--- Data records Enclosed Below ---
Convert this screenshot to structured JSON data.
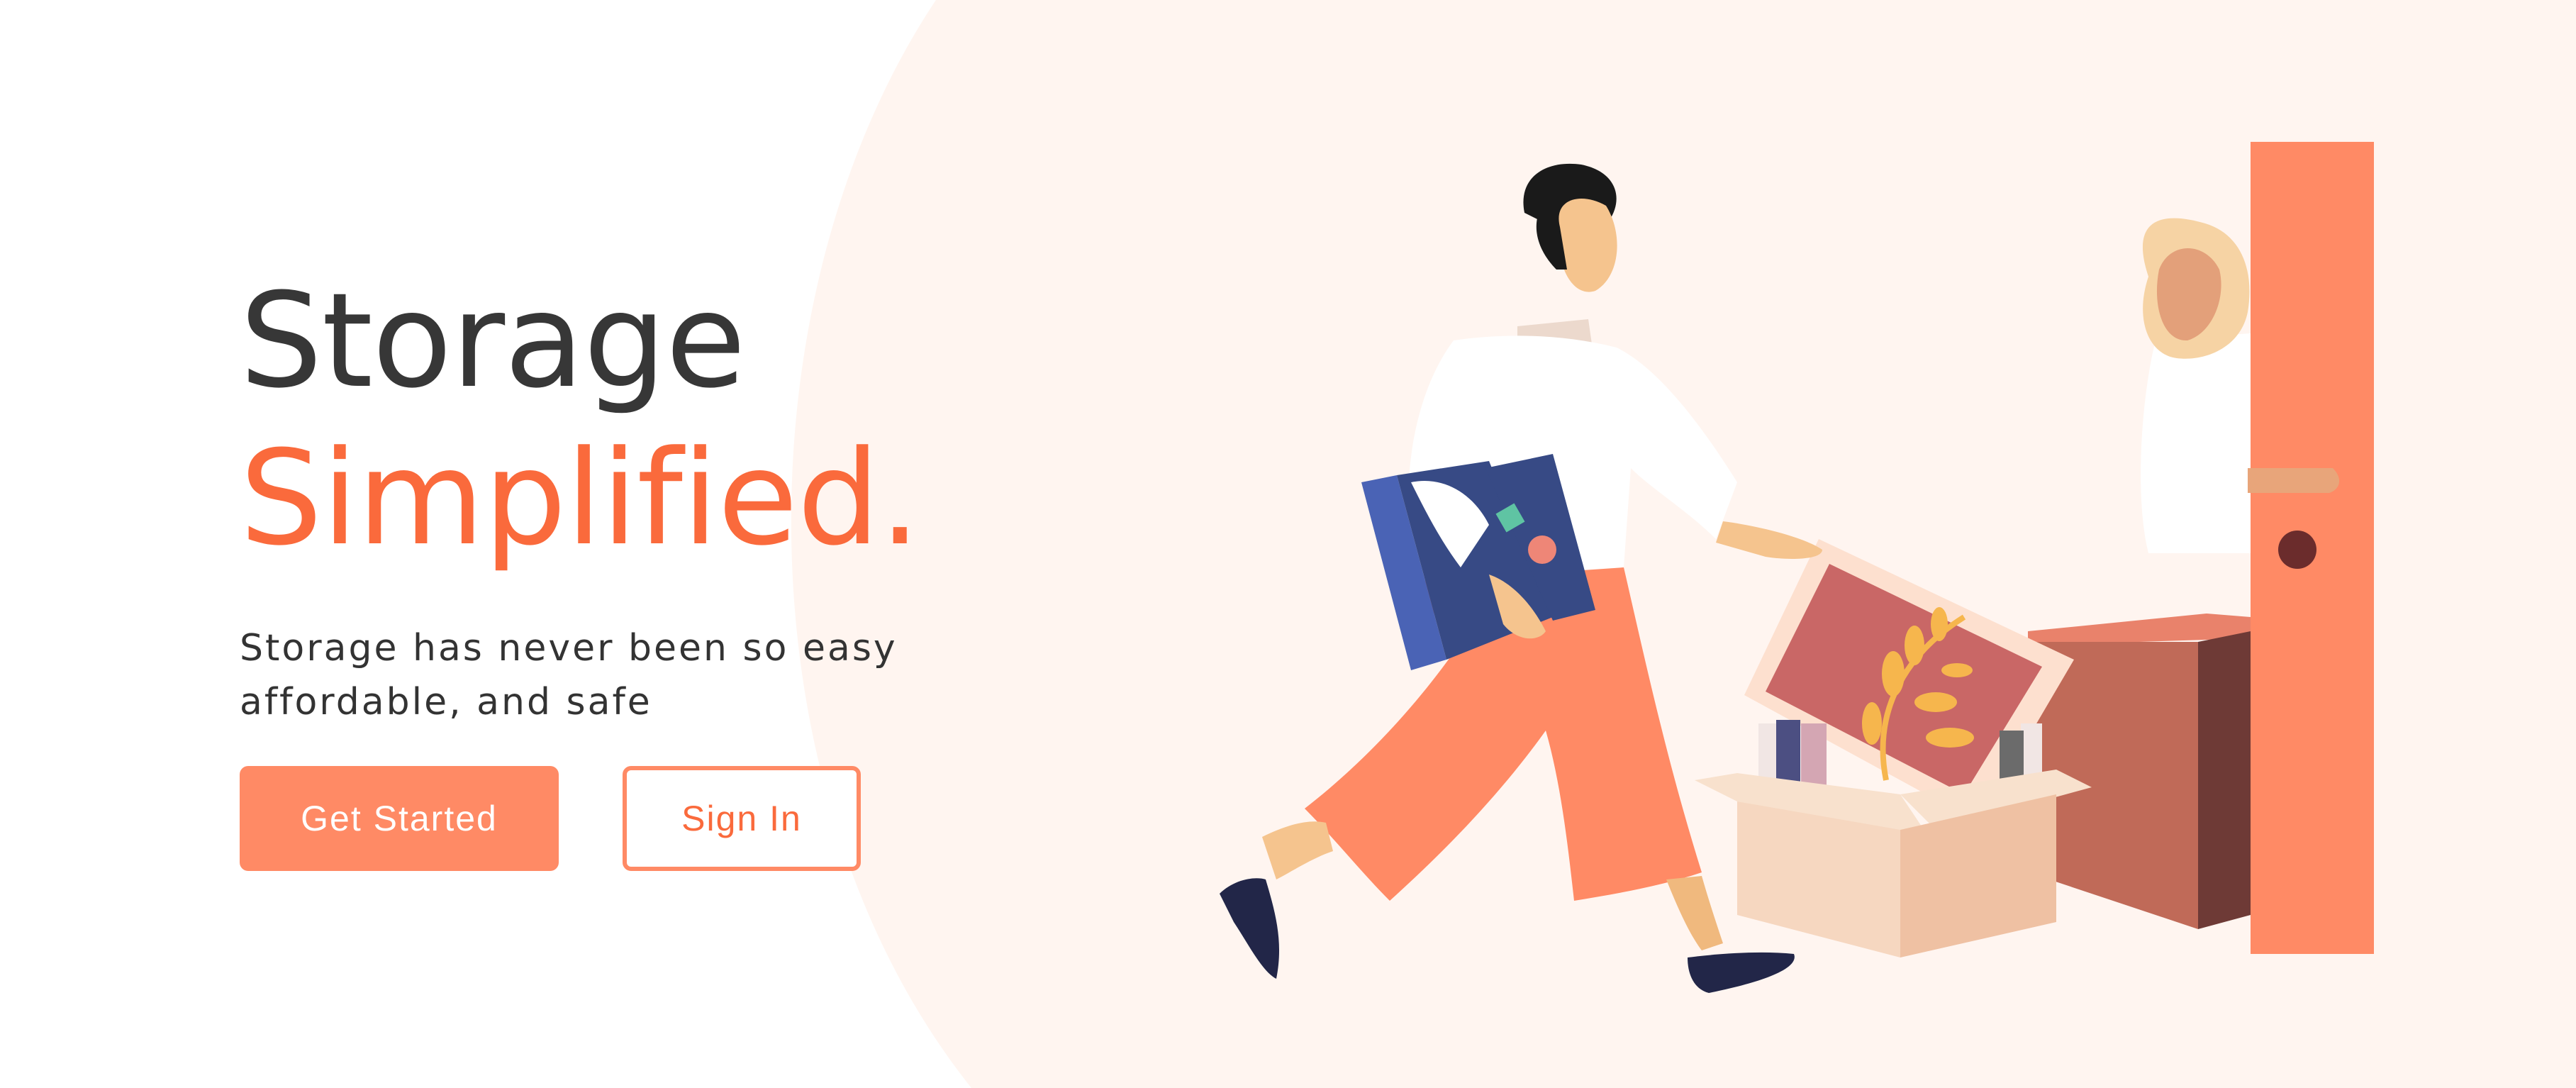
{
  "hero": {
    "headline_line1": "Storage",
    "headline_line2": "Simplified.",
    "subtitle_line1": "Storage has never been so easy",
    "subtitle_line2": "affordable, and safe"
  },
  "actions": {
    "primary_label": "Get Started",
    "secondary_label": "Sign In"
  },
  "theme": {
    "accent": "#fa6a3c",
    "button_fill": "#ff8a65",
    "background_blob": "#fff5f0",
    "text_dark": "#373737"
  }
}
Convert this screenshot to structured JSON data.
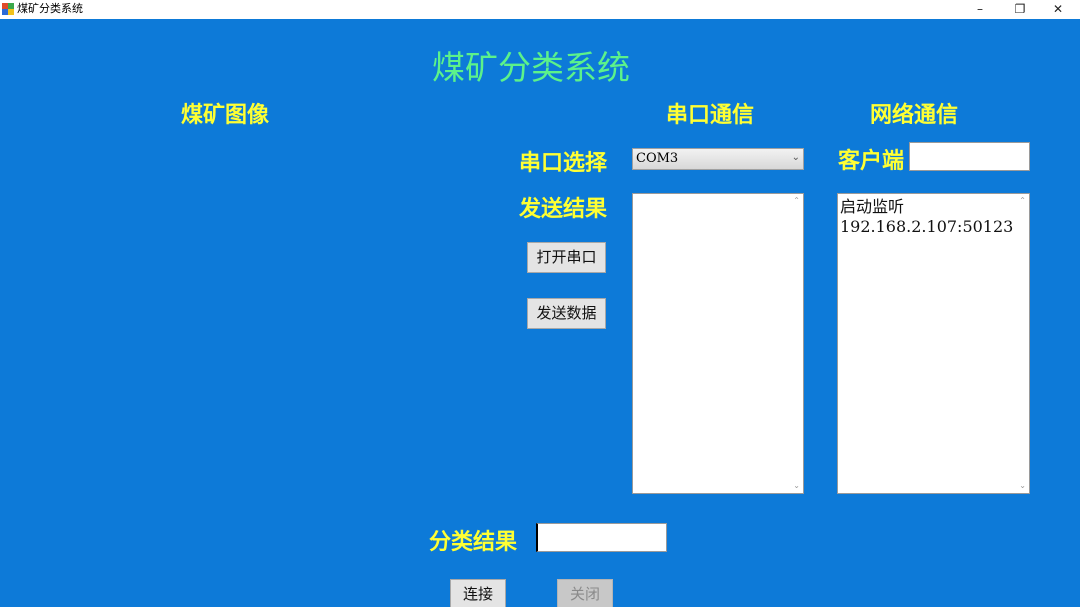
{
  "window": {
    "title": "煤矿分类系统",
    "controls": {
      "minimize": "–",
      "maximize": "❐",
      "close": "✕"
    }
  },
  "main": {
    "title": "煤矿分类系统",
    "image_panel_label": "煤矿图像"
  },
  "serial": {
    "heading": "串口通信",
    "port_label": "串口选择",
    "port_value": "COM3",
    "send_result_label": "发送结果",
    "open_button": "打开串口",
    "send_button": "发送数据",
    "send_result_text": ""
  },
  "network": {
    "heading": "网络通信",
    "client_label": "客户端",
    "client_value": "",
    "log_text": "启动监听\n192.168.2.107:50123"
  },
  "classification": {
    "label": "分类结果",
    "value": "",
    "connect_button": "连接",
    "close_button": "关闭"
  },
  "colors": {
    "background": "#0d7ad8",
    "title_color": "#5cf28a",
    "label_color": "#ffff33"
  }
}
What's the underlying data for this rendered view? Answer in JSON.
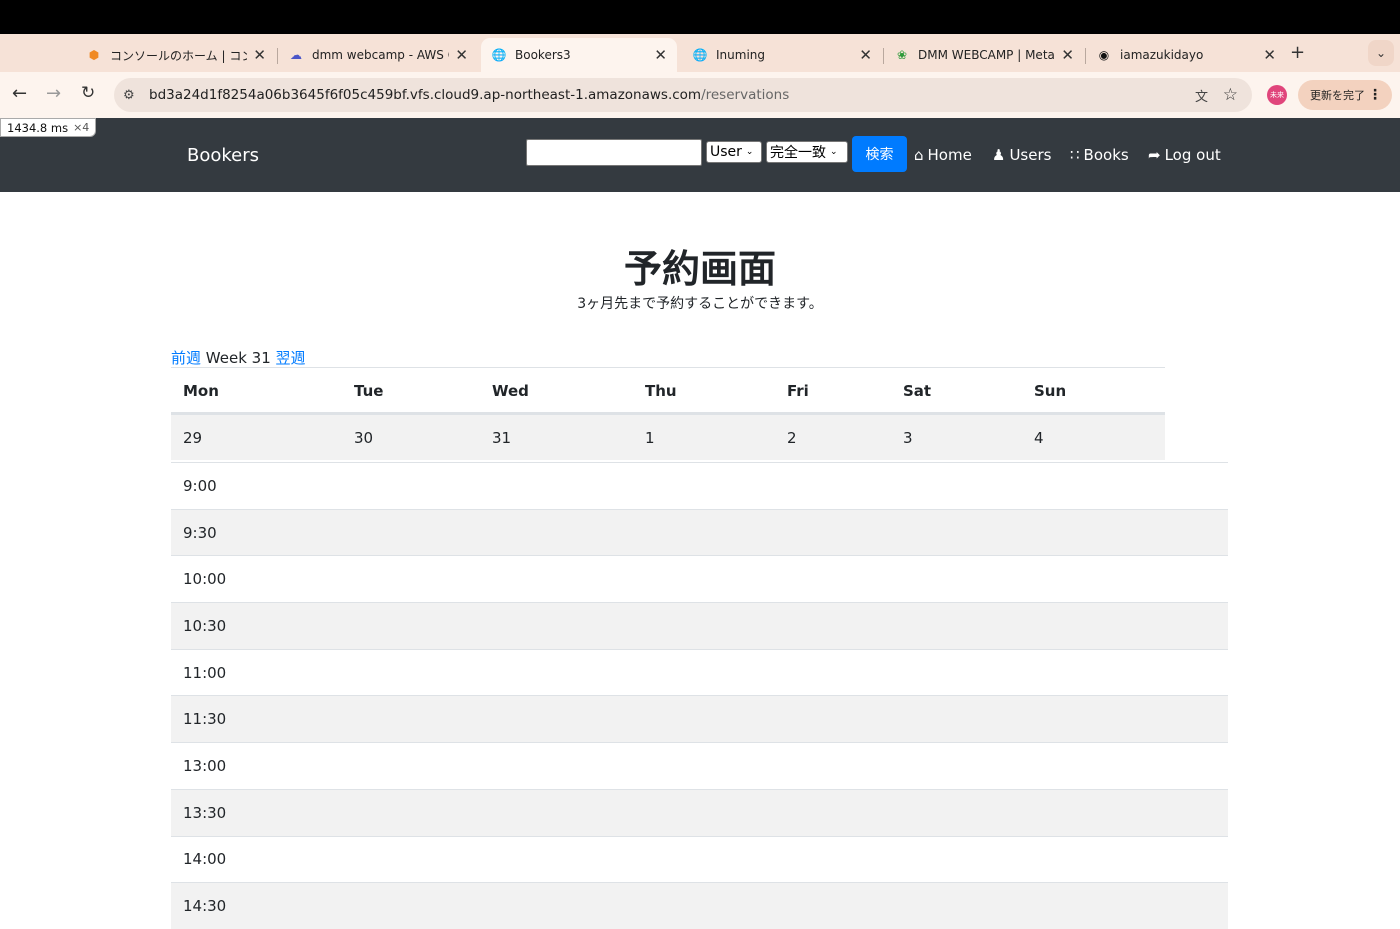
{
  "browser": {
    "tabs": [
      {
        "title": "コンソールのホーム | コンソ",
        "favicon": "aws-cube-icon",
        "color": "#f08a24"
      },
      {
        "title": "dmm webcamp - AWS Cl",
        "favicon": "cloud9-icon",
        "color": "#4b55c8"
      },
      {
        "title": "Bookers3",
        "favicon": "globe-icon",
        "color": "#444444"
      },
      {
        "title": "Inuming",
        "favicon": "globe-icon",
        "color": "#444444"
      },
      {
        "title": "DMM WEBCAMP | MetaL",
        "favicon": "leaf-icon",
        "color": "#2e9a3a"
      },
      {
        "title": "iamazukidayo",
        "favicon": "github-icon",
        "color": "#111111"
      }
    ],
    "url_host": "bd3a24d1f8254a06b3645f6f05c459bf.vfs.cloud9.ap-northeast-1.amazonaws.com",
    "url_path": "/reservations",
    "profile_label": "未来",
    "update_label": "更新を完了"
  },
  "perf": {
    "time": "1434.8 ms",
    "multiplier": "×4"
  },
  "navbar": {
    "brand": "Bookers",
    "search_value": "",
    "model_select": "User",
    "match_select": "完全一致",
    "search_button": "検索",
    "links": {
      "home": "Home",
      "users": "Users",
      "books": "Books",
      "logout": "Log out"
    }
  },
  "page": {
    "title": "予約画面",
    "subtitle": "3ヶ月先まで予約することができます。",
    "prev_week": "前週",
    "week_label": "Week 31",
    "next_week": "翌週"
  },
  "calendar": {
    "days": [
      "Mon",
      "Tue",
      "Wed",
      "Thu",
      "Fri",
      "Sat",
      "Sun"
    ],
    "dates": [
      "29",
      "30",
      "31",
      "1",
      "2",
      "3",
      "4"
    ],
    "times": [
      "9:00",
      "9:30",
      "10:00",
      "10:30",
      "11:00",
      "11:30",
      "13:00",
      "13:30",
      "14:00",
      "14:30"
    ]
  }
}
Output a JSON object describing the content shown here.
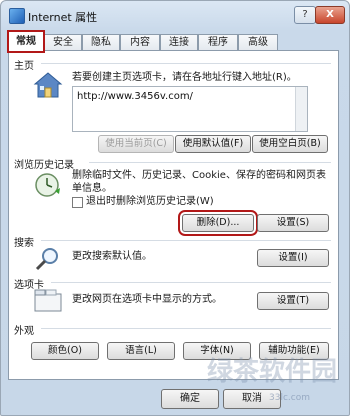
{
  "window": {
    "title": "Internet 属性",
    "help": "?",
    "close": "X"
  },
  "tabs": [
    "常规",
    "安全",
    "隐私",
    "内容",
    "连接",
    "程序",
    "高级"
  ],
  "home": {
    "section": "主页",
    "description": "若要创建主页选项卡，请在各地址行键入地址(R)。",
    "url": "http://www.3456v.com/",
    "use_current": "使用当前页(C)",
    "use_default": "使用默认值(F)",
    "use_blank": "使用空白页(B)"
  },
  "history": {
    "section": "浏览历史记录",
    "description": "删除临时文件、历史记录、Cookie、保存的密码和网页表单信息。",
    "exit_delete": "退出时删除浏览历史记录(W)",
    "delete": "删除(D)...",
    "settings": "设置(S)"
  },
  "search": {
    "section": "搜索",
    "description": "更改搜索默认值。",
    "settings": "设置(I)"
  },
  "tabbing": {
    "section": "选项卡",
    "description": "更改网页在选项卡中显示的方式。",
    "settings": "设置(T)"
  },
  "appearance": {
    "section": "外观",
    "buttons": [
      "颜色(O)",
      "语言(L)",
      "字体(N)",
      "辅助功能(E)"
    ]
  },
  "footer": {
    "ok": "确定",
    "cancel": "取消"
  },
  "watermark": {
    "text": "绿茶软件园",
    "url": "33lc.com"
  },
  "colors": {
    "highlight_red": "#b21818",
    "title_bg": "#c9d9ea"
  }
}
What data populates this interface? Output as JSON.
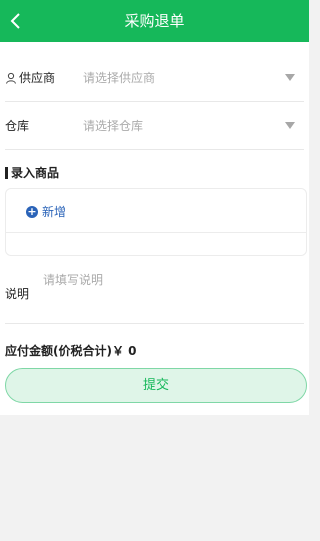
{
  "header": {
    "title": "采购退单",
    "back_icon": "chevron-left-icon"
  },
  "supplier": {
    "label": "供应商",
    "placeholder": "请选择供应商",
    "icon": "person-icon"
  },
  "warehouse": {
    "label": "仓库",
    "placeholder": "请选择仓库"
  },
  "goods": {
    "section_title": "录入商品",
    "add_label": "新增"
  },
  "note": {
    "label": "说明",
    "placeholder": "请填写说明"
  },
  "amount": {
    "text": "应付金额(价税合计)￥ 0"
  },
  "submit": {
    "label": "提交"
  },
  "colors": {
    "brand": "#16b85a",
    "link": "#2a63b8"
  }
}
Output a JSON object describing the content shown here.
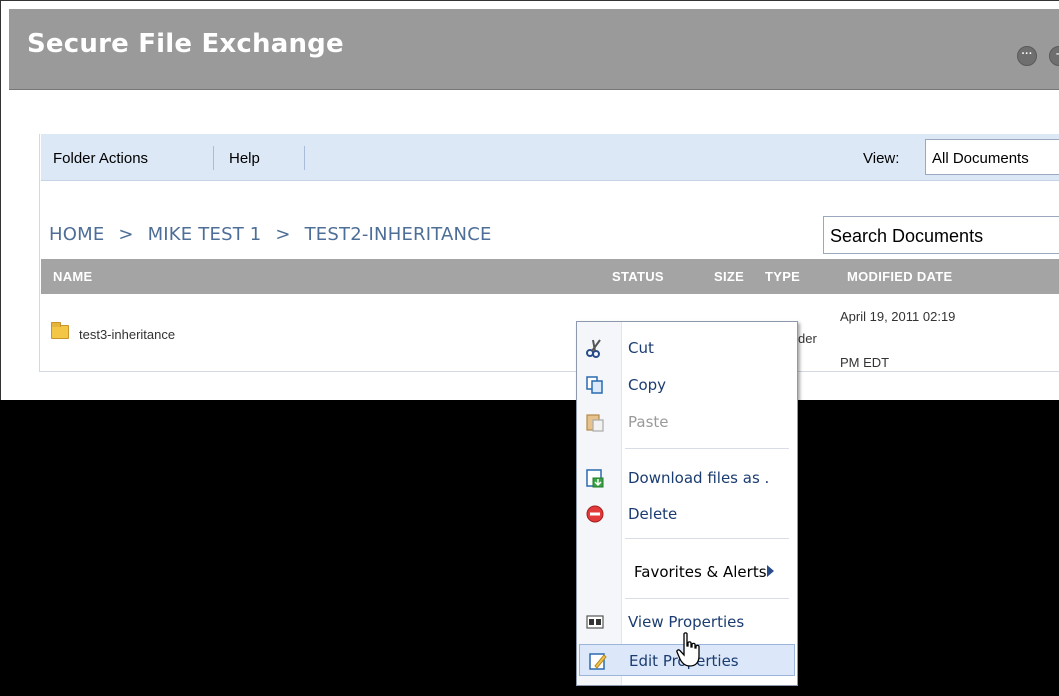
{
  "window": {
    "title": "Secure File Exchange"
  },
  "toolbar": {
    "folder_actions": "Folder Actions",
    "help": "Help",
    "view_label": "View:",
    "view_value": "All Documents"
  },
  "breadcrumb": [
    "HOME",
    ">",
    "MIKE TEST 1",
    ">",
    "TEST2-INHERITANCE"
  ],
  "search": {
    "placeholder": "Search Documents"
  },
  "columns": {
    "name": "NAME",
    "status": "STATUS",
    "size": "SIZE",
    "type": "TYPE",
    "modified": "MODIFIED DATE"
  },
  "rows": [
    {
      "name": "test3-inheritance",
      "type_partial": "der",
      "modified_line1": "April 19, 2011 02:19",
      "modified_line2": "PM EDT"
    }
  ],
  "context_menu": {
    "items": [
      {
        "label": "Cut",
        "icon": "scissors-icon",
        "enabled": true
      },
      {
        "label": "Copy",
        "icon": "copy-icon",
        "enabled": true
      },
      {
        "label": "Paste",
        "icon": "paste-icon",
        "enabled": false
      },
      {
        "label": "Download files as .",
        "icon": "download-icon",
        "enabled": true
      },
      {
        "label": "Delete",
        "icon": "delete-icon",
        "enabled": true
      },
      {
        "label": "Favorites & Alerts",
        "icon": "",
        "enabled": true,
        "submenu": true
      },
      {
        "label": "View Properties",
        "icon": "properties-icon",
        "enabled": true
      },
      {
        "label": "Edit Properties",
        "icon": "edit-icon",
        "enabled": true,
        "hover": true
      }
    ]
  },
  "colors": {
    "titlebar": "#9a9a9a",
    "toolbar": "#dde8f6",
    "breadcrumb": "#4d6e97",
    "grid_header": "#a4a4a4",
    "menu_text": "#1b3c70"
  }
}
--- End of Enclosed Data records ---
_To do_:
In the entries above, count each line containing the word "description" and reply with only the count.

_Result below_:
4